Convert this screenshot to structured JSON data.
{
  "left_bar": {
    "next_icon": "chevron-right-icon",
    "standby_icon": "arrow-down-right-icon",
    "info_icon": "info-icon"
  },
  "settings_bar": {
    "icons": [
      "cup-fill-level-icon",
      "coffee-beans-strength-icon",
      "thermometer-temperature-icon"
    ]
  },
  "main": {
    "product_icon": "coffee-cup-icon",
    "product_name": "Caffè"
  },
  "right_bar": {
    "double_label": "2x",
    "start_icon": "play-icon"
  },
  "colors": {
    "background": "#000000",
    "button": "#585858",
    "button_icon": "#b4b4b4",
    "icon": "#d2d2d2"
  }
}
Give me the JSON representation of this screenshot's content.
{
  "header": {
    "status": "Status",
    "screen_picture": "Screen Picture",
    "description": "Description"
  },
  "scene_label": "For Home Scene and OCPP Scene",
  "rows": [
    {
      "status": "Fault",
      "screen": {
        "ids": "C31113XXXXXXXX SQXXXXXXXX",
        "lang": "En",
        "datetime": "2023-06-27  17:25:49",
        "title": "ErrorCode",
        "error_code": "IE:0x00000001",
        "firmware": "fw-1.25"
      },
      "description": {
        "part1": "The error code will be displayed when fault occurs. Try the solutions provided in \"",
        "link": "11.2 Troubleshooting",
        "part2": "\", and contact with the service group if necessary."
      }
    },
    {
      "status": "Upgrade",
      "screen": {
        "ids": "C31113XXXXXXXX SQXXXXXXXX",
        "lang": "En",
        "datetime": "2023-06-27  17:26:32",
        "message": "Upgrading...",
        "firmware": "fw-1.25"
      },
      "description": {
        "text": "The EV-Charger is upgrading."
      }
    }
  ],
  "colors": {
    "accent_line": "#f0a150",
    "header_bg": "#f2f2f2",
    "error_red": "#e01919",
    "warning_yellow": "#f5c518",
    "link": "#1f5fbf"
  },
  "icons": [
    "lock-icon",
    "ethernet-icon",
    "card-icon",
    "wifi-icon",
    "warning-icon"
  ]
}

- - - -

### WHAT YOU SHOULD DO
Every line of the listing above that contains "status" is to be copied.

### WRITTEN ANSWER
    "status": "Status",
      "status": "Fault",
      "status": "Upgrade",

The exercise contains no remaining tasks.